“There’s a good case to be made that Hughes’ version of Ariel is actually superior to Plath’s—and that Plath herself might have agreed,” writes Meghan O’Rourke of Slate in “Ariel Redux.” The new Ariel: The Restored Edition, is, in fact, a facsimile of Plath’s manuscript with a printed version of the text reinstating her original selection and arrangement of the poems. (Hughes added 12 new poems written later and subtracted 12 from Plath’s own arrangement.) This reads more like a supplement and/or alternate to, rather than a supplanting of, the old Ariel. Either way, it’s always good to have more information, although the “new” poems, it should be noted, are also available in the Collected Poems.

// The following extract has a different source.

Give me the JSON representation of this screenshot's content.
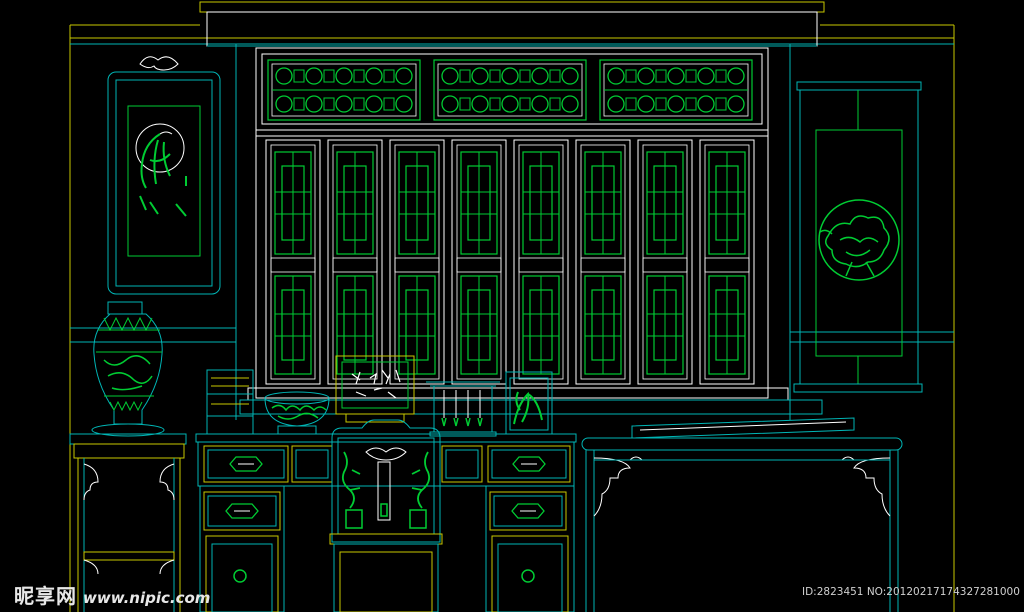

Hughes did a good job of editing Plath, but that does not explain why he thought he was entitled to do so. This new round in the Plath-Hughes debate seems to leave out some essential questions: whether any good editor would have fought to bring out the best in Plath, and whether it is ever acceptable to make fundamental changes to the posthumous work of a major writer, since they’re not around to OK the final results. Then there is another question on top of that one that has to do with the importance of art over life or vice versa. The main reason why a husband ought not to edit a book of poems by his wife is that a husband’s job is not to make his wife better but happier. Granted that in Plath’s case it was far too late for the latter, Hughes fundamentally confused the two things, and the conceptions of improving and overruling Plath cannot be separated in this case, anymore than Hughes’ fastidious editing can be separated from his often condescending introductions to her work.